    16. Note that when I talk about “a terrestrial observation” or “a celestial observation” in this example, I am combining what are strictly speaking multiple specific empirical observations into one “observation” as an item of evidence—an instance in which Newton’s law seems to apply to the attraction between two bodies. One observes, say, the specific mass and starting point of the apple, its acceleration toward earth, the mass of the earth, and so forth, and that constitutes an observation of the apparent application of Newton’s law to the case of the apple’s fall. It is certainly true that one can break down these observations further in such a way that, taking some specific information together with N, one can predict what the remaining information will be. E.g., given N, one can predict the acceleration of the apple if one knows the relevant masses and distance. In that sense, N does render some specific empirical information positively relevant to some other specific empirical information. But one observation that N seems to obtain in a given case does not, conditional on N, make another such observation more likely. Moreover, the way in which N renders some highly specific items of empirical information relevant to others does not differentiate in any way between more varied and less varied sets of evidence. It is just as much the case for specific terrestrial observations as for the specific observations within the terrestrial and celestial realms. Hence, it cannot be the proper analysis of the special value of varied evidence.return to text

    17. For purposes of this analysis, I would treat tests as being of “different kinds” if one took images of differents part of the body—e.g., checking for a tumor in some other place where it might appear. I owe this point to an anonymous reviewer. See Section 5 on telling what counts as a different kind of evidence.

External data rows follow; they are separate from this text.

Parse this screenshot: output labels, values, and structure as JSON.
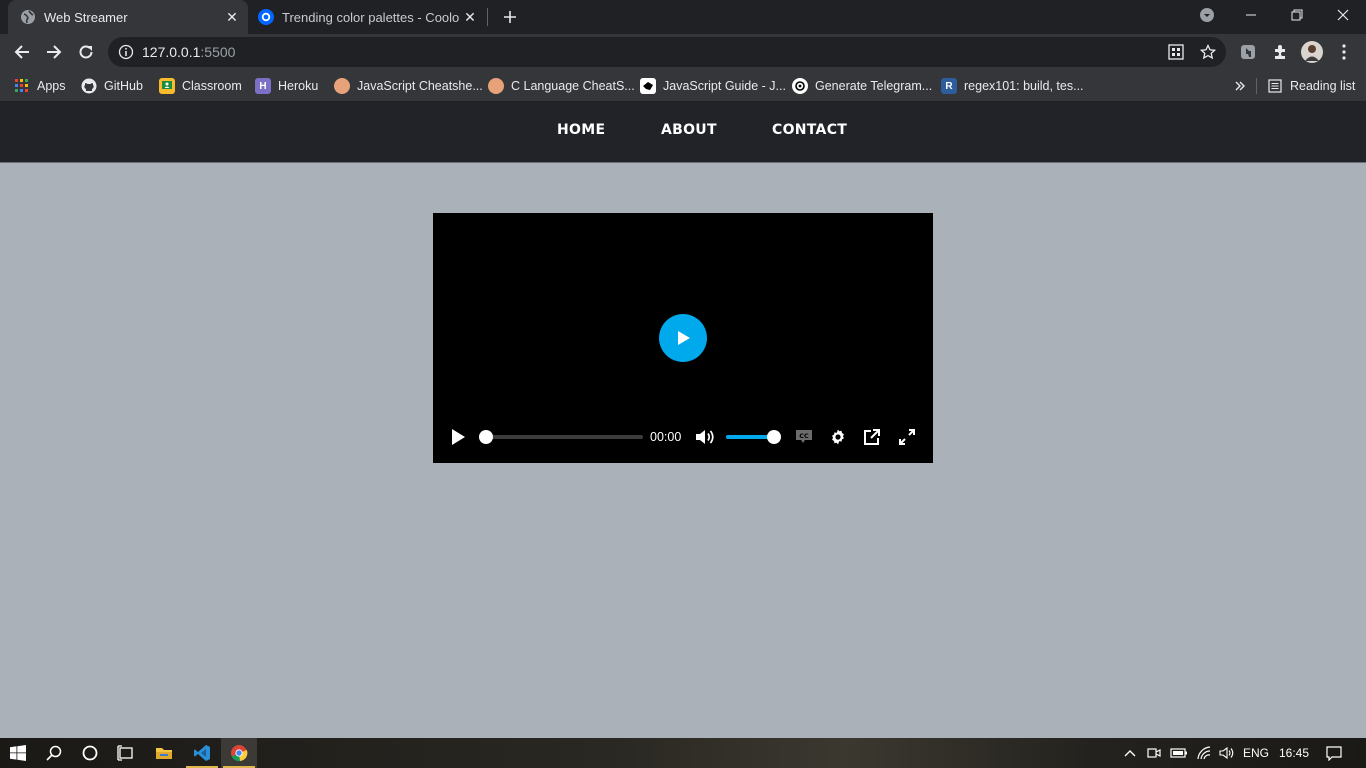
{
  "browser": {
    "tabs": [
      {
        "title": "Web Streamer",
        "active": true
      },
      {
        "title": "Trending color palettes - Coolors",
        "active": false
      }
    ],
    "url_host": "127.0.0.1",
    "url_port": ":5500",
    "bookmarks": [
      {
        "label": "Apps",
        "icon": "apps-grid-icon"
      },
      {
        "label": "GitHub",
        "icon": "github-icon"
      },
      {
        "label": "Classroom",
        "icon": "classroom-icon"
      },
      {
        "label": "Heroku",
        "icon": "heroku-icon"
      },
      {
        "label": "JavaScript Cheatshe...",
        "icon": "avatar-icon"
      },
      {
        "label": "C Language CheatS...",
        "icon": "avatar-icon"
      },
      {
        "label": "JavaScript Guide - J...",
        "icon": "bookmark-favicon-icon"
      },
      {
        "label": "Generate Telegram...",
        "icon": "bookmark-favicon-icon"
      },
      {
        "label": "regex101: build, tes...",
        "icon": "regex101-icon"
      }
    ],
    "regex_icon_letter": "R",
    "reading_list_label": "Reading list"
  },
  "page": {
    "nav": {
      "home": "HOME",
      "about": "ABOUT",
      "contact": "CONTACT"
    },
    "player": {
      "time": "00:00",
      "progress_fraction": 0.0,
      "volume_fraction": 1.0,
      "accent": "#00a8ec"
    },
    "background": "#aab1b9",
    "navbar_color": "#212328"
  },
  "taskbar": {
    "language": "ENG",
    "clock": "16:45"
  }
}
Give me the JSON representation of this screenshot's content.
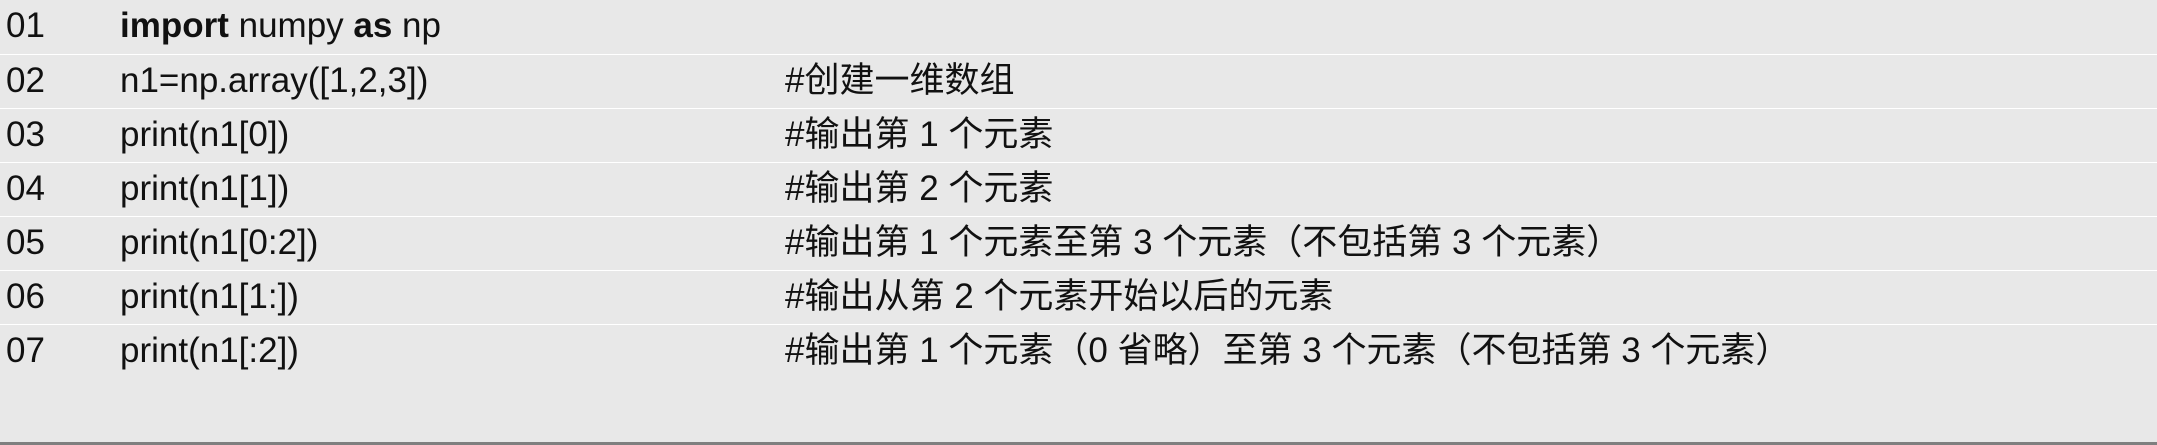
{
  "lines": [
    {
      "num": "01",
      "kw1": "import",
      "mid": " numpy ",
      "kw2": "as",
      "tail": " np",
      "comment": ""
    },
    {
      "num": "02",
      "code": "n1=np.array([1,2,3])",
      "comment": "#创建一维数组"
    },
    {
      "num": "03",
      "code": "print(n1[0])",
      "comment": "#输出第 1 个元素"
    },
    {
      "num": "04",
      "code": "print(n1[1])",
      "comment": "#输出第 2 个元素"
    },
    {
      "num": "05",
      "code": "print(n1[0:2])",
      "comment": "#输出第 1 个元素至第 3 个元素（不包括第 3 个元素）"
    },
    {
      "num": "06",
      "code": "print(n1[1:])",
      "comment": "#输出从第 2 个元素开始以后的元素"
    },
    {
      "num": "07",
      "code": "print(n1[:2])",
      "comment": "#输出第 1 个元素（0 省略）至第 3 个元素（不包括第 3 个元素）"
    }
  ]
}
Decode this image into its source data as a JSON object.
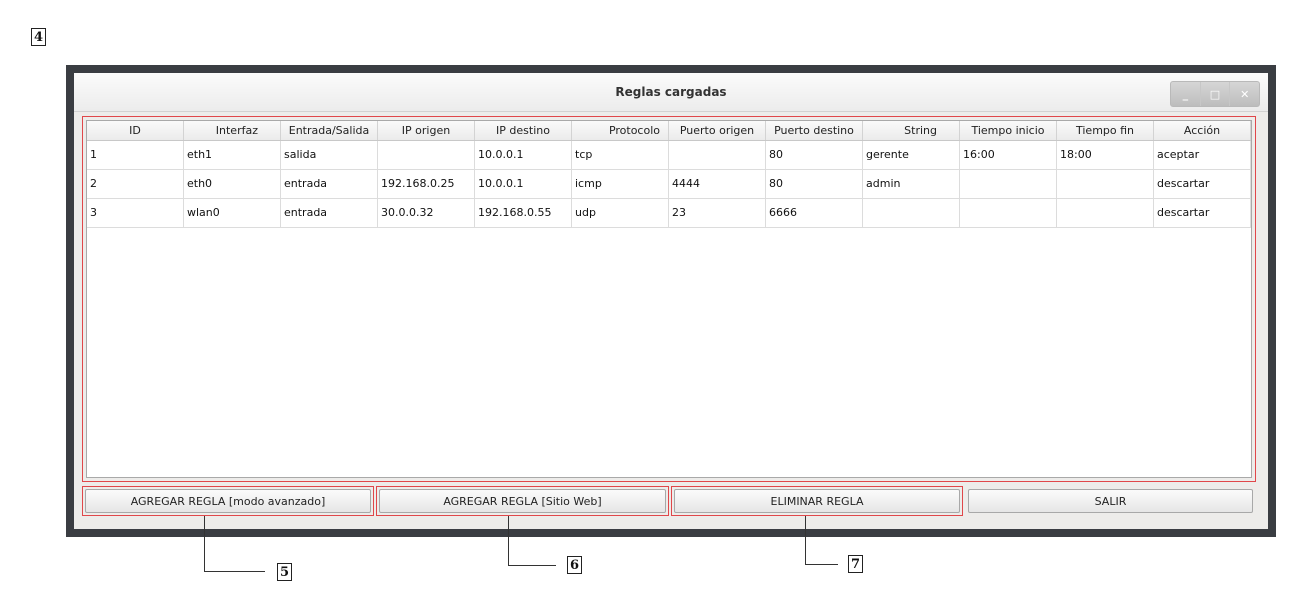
{
  "annotations": {
    "window": "4",
    "advanced_button": "5",
    "web_button": "6",
    "delete_button": "7"
  },
  "window": {
    "title": "Reglas cargadas",
    "controls": {
      "minimize": "_",
      "maximize": "□",
      "close": "✕"
    }
  },
  "table": {
    "columns": [
      "ID",
      "Interfaz",
      "Entrada/Salida",
      "IP origen",
      "IP destino",
      "Protocolo",
      "Puerto origen",
      "Puerto destino",
      "String",
      "Tiempo inicio",
      "Tiempo fin",
      "Acción"
    ],
    "rows": [
      [
        "1",
        "eth1",
        "salida",
        "",
        "10.0.0.1",
        "tcp",
        "",
        "80",
        "gerente",
        "16:00",
        "18:00",
        "aceptar"
      ],
      [
        "2",
        "eth0",
        "entrada",
        "192.168.0.25",
        "10.0.0.1",
        "icmp",
        "4444",
        "80",
        "admin",
        "",
        "",
        "descartar"
      ],
      [
        "3",
        "wlan0",
        "entrada",
        "30.0.0.32",
        "192.168.0.55",
        "udp",
        "23",
        "6666",
        "",
        "",
        "",
        "descartar"
      ]
    ]
  },
  "buttons": {
    "add_advanced": "AGREGAR REGLA [modo avanzado]",
    "add_web": "AGREGAR REGLA [Sitio Web]",
    "delete": "ELIMINAR REGLA",
    "exit": "SALIR"
  },
  "colors": {
    "highlight": "#e0474a",
    "window_frame": "#3a3d42",
    "client_bg": "#edecea"
  }
}
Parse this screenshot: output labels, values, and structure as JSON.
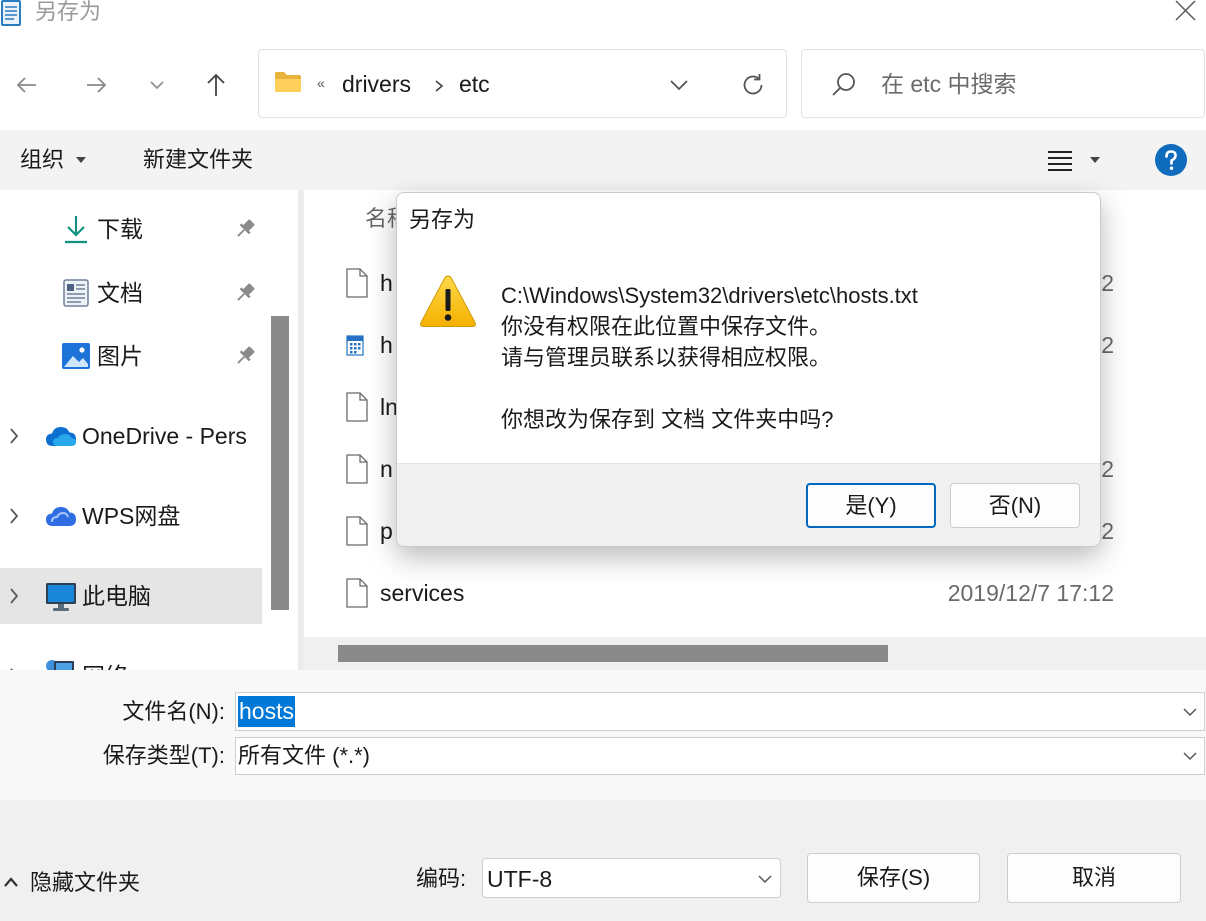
{
  "window": {
    "title": "另存为",
    "icon": "notepad-app-icon",
    "close_icon": "close-icon"
  },
  "navigation": {
    "back_icon": "arrow-left-icon",
    "forward_icon": "arrow-right-icon",
    "recent_icon": "chevron-down-icon",
    "up_icon": "arrow-up-icon"
  },
  "address_bar": {
    "icon": "folder-icon",
    "overflow": "«",
    "crumbs": [
      "drivers",
      "etc"
    ],
    "dropdown_icon": "chevron-down-icon",
    "refresh_icon": "refresh-icon"
  },
  "search": {
    "placeholder": "在 etc 中搜索",
    "icon": "search-icon"
  },
  "toolbar": {
    "organize_label": "组织",
    "new_folder_label": "新建文件夹",
    "view_icon": "list-view-icon",
    "help_icon": "help-icon"
  },
  "sidebar": {
    "items": [
      {
        "label": "下载",
        "icon": "download-icon",
        "pinned": true
      },
      {
        "label": "文档",
        "icon": "document-icon",
        "pinned": true
      },
      {
        "label": "图片",
        "icon": "pictures-icon",
        "pinned": true
      },
      {
        "label": "OneDrive - Pers",
        "icon": "onedrive-cloud-icon",
        "expandable": true
      },
      {
        "label": "WPS网盘",
        "icon": "wps-cloud-icon",
        "expandable": true
      },
      {
        "label": "此电脑",
        "icon": "computer-icon",
        "expandable": true,
        "selected": true
      },
      {
        "label": "网络",
        "icon": "network-icon",
        "expandable": true
      }
    ]
  },
  "file_list": {
    "columns": {
      "name": "名称"
    },
    "rows": [
      {
        "name": "h",
        "date": "2",
        "icon": "file-icon"
      },
      {
        "name": "h",
        "date": "2",
        "icon": "calendar-file-icon"
      },
      {
        "name": "ln",
        "date": "",
        "icon": "file-icon"
      },
      {
        "name": "n",
        "date": "2",
        "icon": "file-icon"
      },
      {
        "name": "p",
        "date": "2",
        "icon": "file-icon"
      },
      {
        "name": "services",
        "date": "2019/12/7 17:12",
        "icon": "file-icon"
      }
    ]
  },
  "dialog": {
    "title": "另存为",
    "icon": "warning-icon",
    "lines": [
      "C:\\Windows\\System32\\drivers\\etc\\hosts.txt",
      "你没有权限在此位置中保存文件。",
      "请与管理员联系以获得相应权限。",
      "你想改为保存到 文档 文件夹中吗?"
    ],
    "yes_label": "是(Y)",
    "no_label": "否(N)"
  },
  "save_form": {
    "filename_label": "文件名(N):",
    "filename_value": "hosts",
    "filetype_label": "保存类型(T):",
    "filetype_value": "所有文件 (*.*)",
    "hide_folders_label": "隐藏文件夹",
    "encoding_label": "编码:",
    "encoding_value": "UTF-8",
    "save_label": "保存(S)",
    "cancel_label": "取消"
  },
  "colors": {
    "accent": "#0f6cbd",
    "selection": "#0078d7",
    "default_button_border": "#0067c0",
    "warning": "#ffc61a",
    "folder": "#ffd15c",
    "download_icon": "#13907f"
  }
}
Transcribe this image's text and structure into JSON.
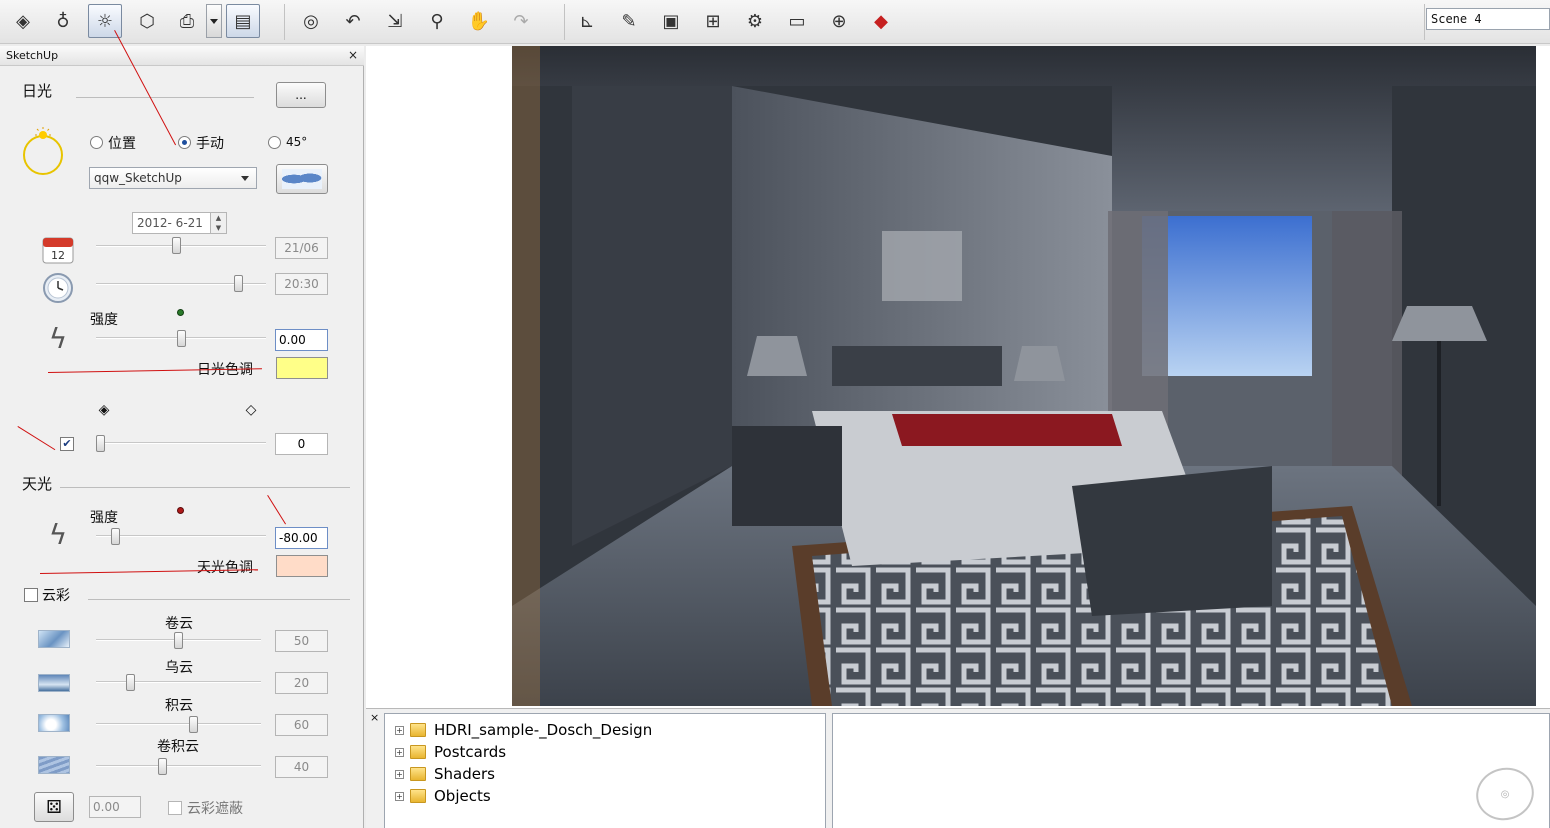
{
  "toolbar": {
    "scene_select": "Scene 4"
  },
  "panel": {
    "title": "SketchUp",
    "close": "×",
    "sunlight": {
      "label": "日光",
      "more_button": "...",
      "radio_location": "位置",
      "radio_manual": "手动",
      "radio_45": "45°",
      "selected_mode": "手动",
      "location_combo": "qqw_SketchUp",
      "date": "2012-  6-21",
      "date_readout": "21/06",
      "time_readout": "20:30",
      "intensity_label": "强度",
      "intensity_value": "0.00",
      "color_label": "日光色调",
      "color": "#ffff88",
      "shadow_value": "0",
      "shadow_checked": true
    },
    "skylight": {
      "label": "天光",
      "intensity_label": "强度",
      "intensity_value": "-80.00",
      "color_label": "天光色调",
      "color": "#ffdcc8"
    },
    "clouds": {
      "label": "云彩",
      "checked": false,
      "items": [
        {
          "label": "卷云",
          "value": "50"
        },
        {
          "label": "乌云",
          "value": "20"
        },
        {
          "label": "积云",
          "value": "60"
        },
        {
          "label": "卷积云",
          "value": "40"
        }
      ],
      "random_value": "0.00",
      "cloud_mask_label": "云彩遮蔽"
    }
  },
  "browser": {
    "close": "×",
    "tree": [
      {
        "label": "HDRI_sample-_Dosch_Design"
      },
      {
        "label": "Postcards"
      },
      {
        "label": "Shaders"
      },
      {
        "label": "Objects"
      }
    ]
  }
}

Images showing masses in different parts of the body would have less coherence on the assumption of ~H than images giving the same result for the same part of the body.return to text

    18. One plausible idea is that outright contradiction between testimonies decreases, at least in some interesting cases, the coherence of the evidence conditional on ~H and also conditional on H and that the helpfulness or harmfulness of the contradictions for the confirmation of H depends on whether the decrease in coherence induced by the contradictions is greater for H or for ~H.return to text

    19. It is possible to show using probabilistic modeling that a little dependence goes farther in influencing the confirmational value of a set of evidence if the items of evidence are dependent conditional on the hypothesis that gives lower probability to the individual items of evidence. By “dependence” just here I mean the extent to which the items of evidence confirm one another conditional on the hypothesis, which affects the numerator of the conditional coherence ratio for that hypothesis. The conditional coherence ratio for the hypothesis giving lower individual confirmations is especially sensitive to an increase in its own numerator. I have shown some of this modeling in Lydia McGrew (forthcoming).return to text

    20. This type of example involving a highly contrived subhypothesis of ~H is closely connected to the analysis of ad hocness. See Lydia McGrew (2014).return to text

    21. I owe this suggestion to an anonymous reviewer.return to text

    22. This subhypothesis was suggested by an anonymous reviewer.return to text

    23. Assume all probabilities in this proof to be greater than zero.return to text

    24. I thank Timothy McGrew for pointing out that this result could be shown more concisely and with fewer ceteris paribus conditions than in an earlier version I proposed.return to text